Tomato Jos Raises €3.9M in Series A Funding

Tomato Jos, a Kaduna, Nigeria-based agro-processing company focused on the local production of high-quality tomato paste for the African market, raised €3.9m in Series A funding.

The round was led by Goodwell Investments, via its West Africa partner Alitheia Capital, with participation from Acumen Capital Partners and VestedWorld.

There’s a top-line statistic on tomato farming in Nigeria which captures the state of the sector: around 45% of harvested tomatoes go to waste in Africa’s most populous country.

That reality is down to a mix of fundamental infrastructural gaps including inefficient cross-country transport systems and a lack of storage facilities which means local farmers can neither store the crops or distribute them at scale. As such, despite being Africa’s second largest producer, Nigeria still relies on importing around half of tomatoes consumed locally.

Related Articles: African Food Prize for Innovation in Agriculture – $100,000

But Tomato Jos, a six-year agro-processing venture, is winning investor backing to fix that problem. The company has raised $4.2 million in a Series A round led by Goodwell Investments through Alitheia Capital, its West African partner, with participation from Acumen Capital Partners and VestedWorld.

Since its founding Tomato Jos, which operates in Kaduna, northern Nigeria, has partnered with smallholder farmers to improve agricultural yield and efficiency. Now buoyed by new funding, Tomato Jos plans to transition into processing and distribution of tomato products amid local demand-supply gaps.

Related Articles: Agritec Africa – International Exhibition & Conference on Agriculture Technology

The company’s plans include a processing plant with target capacity of 24 tons of tomato paste daily. Mira Metha, founder of Tomato Jos says the first five years of the company were focused on working with smallholder partners to improve production and put “a really solid foundation” for supply in place.
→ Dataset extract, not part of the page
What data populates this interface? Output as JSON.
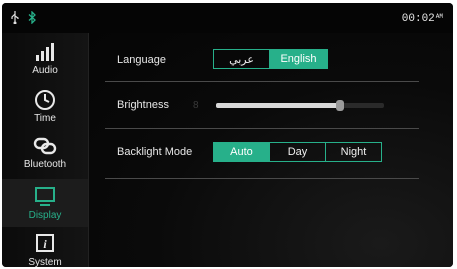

The importance of  sustainable produce supply models is best captured by the struggles of Aliko Dangote, Africa’s richest man, whose tomato-paste factory had operations shuttered for over two years due to a price dispute with local farmers. Following a resolution of that dispute, the factory resumed operations last month with a processing target of 100 tons daily.

Related Articles:Ghanaian startup secure $50k funding from Agriculture Africa Accelerator

Tomato Jos not only produces the best quality tomato products but they also leave a foot print in the lives of those they encounter every day. At Tomato Jos they understand the importance of the combination of both quality agricultural inputs and an expert team to educate the farmers on the application of these inputs.


Attention Venture Capitalists and investors GFA needs your help. Click here

GetFundedAfrica is a technology-based, business information platform operated by Afriscaper Research & Consulting Limited with a mission to reduce barriers to funding for African businesses. GFA matches investor ready, African & African-Diaspora owned companies with global investors, leveraging market research, industry data and news aggregation

This image has an empty alt attribute; its file name is Dr-Vincent-Nwani.jpeg

Introducing our latest feature writer, Dr. Vincent Nwani who recently wrote an insightful article called ” BOOSTING FOOD SECURITY IN NIGERIA THROUGH INVESTMENT IN POULTRY PRODUCTION

If you would like to raise funding for your next big business or project in Africa send us an email on

Nichole Manhire

Is the media and brand manager at GFA News. She works very closely with editors and podcasters that contribute to telling the African business success story. For marketing and advertising send Nichole an email:

Related Articles

Leave a Reply

Your email address will not be published. Required fields are marked *

Back to top button